What Else You Can Do: Another thing you can try is running your dishwasher on a half or ¾ load. Sure, it’s not as energy efficient as waiting for a full load, but it will at least give you a rough idea of whether or not overloading your dishwasher is the actual cause of soap residue.
How to Remove Soap Residue from a Dishwasher
Soap residue on your dishes isn’t the only thing you have to worry about. If there’s soap clinging to your dishes after the final rinsing cycle, odds are there’s soap all over the interior of your dishwasher’s tub.
So, before you try any of the solutions I’ve suggested above, you should put your dishwasher through a deep-cleaning cycle. Here’s how you do it.
- Remove all items from your dishwasher, including the dishracks.
- Fill a bowl or container with 2 cups of white distilled vinegar.
- Place the bowl of vinegar at the center of the dishwasher’s tub. Make sure the bowl isn’t blocking the drain line.
- Run a normal or regular cycle. You can run any cycle you want, as long as it doesn’t introduce heat into the dishwasher. Steam and vinegar produce a foul odor that nobody wants to get a whiff of.
After the cycle is complete, open the dishwasher to allow residual steam to escape.
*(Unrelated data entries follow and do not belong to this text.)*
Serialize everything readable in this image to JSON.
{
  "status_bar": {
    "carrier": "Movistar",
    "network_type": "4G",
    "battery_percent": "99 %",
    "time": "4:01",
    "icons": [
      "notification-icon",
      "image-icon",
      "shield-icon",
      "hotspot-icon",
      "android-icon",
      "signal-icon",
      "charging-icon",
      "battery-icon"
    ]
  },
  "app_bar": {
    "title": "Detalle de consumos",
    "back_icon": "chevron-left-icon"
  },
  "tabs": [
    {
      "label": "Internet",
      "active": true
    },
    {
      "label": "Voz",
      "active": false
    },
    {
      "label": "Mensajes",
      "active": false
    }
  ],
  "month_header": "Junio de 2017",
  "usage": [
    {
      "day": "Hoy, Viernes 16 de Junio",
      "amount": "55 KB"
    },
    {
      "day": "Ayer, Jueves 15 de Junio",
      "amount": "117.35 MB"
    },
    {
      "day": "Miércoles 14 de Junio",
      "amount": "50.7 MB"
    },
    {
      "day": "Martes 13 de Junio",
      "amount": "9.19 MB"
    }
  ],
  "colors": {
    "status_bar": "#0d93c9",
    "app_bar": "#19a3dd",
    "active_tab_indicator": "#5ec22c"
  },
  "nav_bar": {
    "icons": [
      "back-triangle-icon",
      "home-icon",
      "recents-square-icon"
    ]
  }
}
If possible, leave the dishwasher’s door slightly ajar overnight to give your dishwasher time to air out. Don’t worry about the seals drying out; dishwashers keep some moisture in the sump hole to keep the seals slightly lubricated when the machine is not in use.
While you let your dishwasher air out overnight, you might as well manually rinse your dishes to ensure that there isn’t any more soap residue. Eating soap residue isn’t just unpleasant; it can also be harmful when consumed in high doses. Although the soap has most likely been diluted with water, you should still continue to rinse your dishes by hand to ensure that they’re as spotless as possible.
Also, it’s worth mentioning that dishwasher detergent isn’t there to destroy microbes and other microscopic baddies on the surface of your dishes. It’s there to loosen the debris, making it easier for the subsequent cycles to get rid of. So, if you have leftover soap on your dishes, odds are those dried soapy patches have more germs than you’d like.